◆ Work to be completed ◆
Filter this material down to the lines that hold "옵션명과", copying each one.
Dataset section start
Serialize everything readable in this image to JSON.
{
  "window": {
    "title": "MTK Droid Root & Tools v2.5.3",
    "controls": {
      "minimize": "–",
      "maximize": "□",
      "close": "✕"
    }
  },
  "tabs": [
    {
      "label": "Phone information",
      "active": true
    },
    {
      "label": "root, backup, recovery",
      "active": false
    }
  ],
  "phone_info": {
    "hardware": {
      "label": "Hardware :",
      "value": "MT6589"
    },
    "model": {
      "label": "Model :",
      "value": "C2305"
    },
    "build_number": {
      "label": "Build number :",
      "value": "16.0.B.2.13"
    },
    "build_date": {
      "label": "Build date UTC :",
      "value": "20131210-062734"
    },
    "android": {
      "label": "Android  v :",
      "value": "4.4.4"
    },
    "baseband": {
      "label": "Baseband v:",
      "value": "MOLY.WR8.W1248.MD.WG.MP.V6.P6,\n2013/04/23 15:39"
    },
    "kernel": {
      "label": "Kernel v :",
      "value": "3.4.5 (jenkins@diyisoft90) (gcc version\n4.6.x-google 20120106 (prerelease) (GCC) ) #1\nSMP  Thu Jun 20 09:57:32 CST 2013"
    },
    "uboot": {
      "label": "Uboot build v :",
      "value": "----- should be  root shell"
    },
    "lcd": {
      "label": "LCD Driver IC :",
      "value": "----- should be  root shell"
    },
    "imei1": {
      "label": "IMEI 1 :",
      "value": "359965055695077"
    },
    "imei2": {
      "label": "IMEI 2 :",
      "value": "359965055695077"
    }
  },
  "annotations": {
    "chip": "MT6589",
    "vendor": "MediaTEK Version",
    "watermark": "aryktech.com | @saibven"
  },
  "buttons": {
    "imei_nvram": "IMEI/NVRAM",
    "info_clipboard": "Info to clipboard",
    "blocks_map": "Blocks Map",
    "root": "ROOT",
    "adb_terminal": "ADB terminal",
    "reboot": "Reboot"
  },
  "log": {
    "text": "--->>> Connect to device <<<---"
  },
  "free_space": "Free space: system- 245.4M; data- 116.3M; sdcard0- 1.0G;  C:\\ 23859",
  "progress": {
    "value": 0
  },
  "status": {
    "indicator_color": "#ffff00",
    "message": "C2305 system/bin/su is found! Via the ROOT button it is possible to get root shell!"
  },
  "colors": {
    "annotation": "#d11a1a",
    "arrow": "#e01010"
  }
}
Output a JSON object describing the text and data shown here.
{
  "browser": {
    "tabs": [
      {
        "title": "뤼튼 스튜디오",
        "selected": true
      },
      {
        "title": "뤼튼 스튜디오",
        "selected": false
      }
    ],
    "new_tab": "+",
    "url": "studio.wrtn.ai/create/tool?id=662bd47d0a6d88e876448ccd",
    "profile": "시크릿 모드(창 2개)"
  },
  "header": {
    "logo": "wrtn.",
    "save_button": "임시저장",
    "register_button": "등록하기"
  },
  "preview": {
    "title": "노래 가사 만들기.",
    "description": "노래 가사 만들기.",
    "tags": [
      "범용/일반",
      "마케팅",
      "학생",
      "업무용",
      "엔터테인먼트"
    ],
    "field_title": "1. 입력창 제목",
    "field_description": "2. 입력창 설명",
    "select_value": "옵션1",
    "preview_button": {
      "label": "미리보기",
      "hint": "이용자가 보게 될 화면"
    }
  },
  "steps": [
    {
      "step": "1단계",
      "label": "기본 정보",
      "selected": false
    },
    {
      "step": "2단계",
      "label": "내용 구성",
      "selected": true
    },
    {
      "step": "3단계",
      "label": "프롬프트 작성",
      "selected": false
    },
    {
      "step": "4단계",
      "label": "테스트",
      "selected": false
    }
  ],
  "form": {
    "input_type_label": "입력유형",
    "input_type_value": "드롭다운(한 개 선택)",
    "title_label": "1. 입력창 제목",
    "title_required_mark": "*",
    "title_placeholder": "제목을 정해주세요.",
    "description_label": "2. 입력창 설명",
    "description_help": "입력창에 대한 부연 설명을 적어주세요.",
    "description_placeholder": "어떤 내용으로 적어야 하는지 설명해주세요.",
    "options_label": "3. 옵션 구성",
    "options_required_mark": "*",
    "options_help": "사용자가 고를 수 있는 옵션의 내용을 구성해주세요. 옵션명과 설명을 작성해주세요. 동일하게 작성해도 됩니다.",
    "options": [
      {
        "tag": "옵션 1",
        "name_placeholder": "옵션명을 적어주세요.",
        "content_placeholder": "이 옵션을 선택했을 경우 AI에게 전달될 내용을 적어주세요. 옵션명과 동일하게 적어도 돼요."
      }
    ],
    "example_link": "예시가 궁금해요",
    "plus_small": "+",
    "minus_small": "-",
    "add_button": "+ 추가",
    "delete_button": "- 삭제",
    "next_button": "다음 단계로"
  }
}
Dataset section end
◆ Solution for this exercise ◆
    "options_help": "사용자가 고를 수 있는 옵션의 내용을 구성해주세요. 옵션명과 설명을 작성해주세요. 동일하게 작성해도 됩니다.",
        "content_placeholder": "이 옵션을 선택했을 경우 AI에게 전달될 내용을 적어주세요. 옵션명과 동일하게 적어도 돼요."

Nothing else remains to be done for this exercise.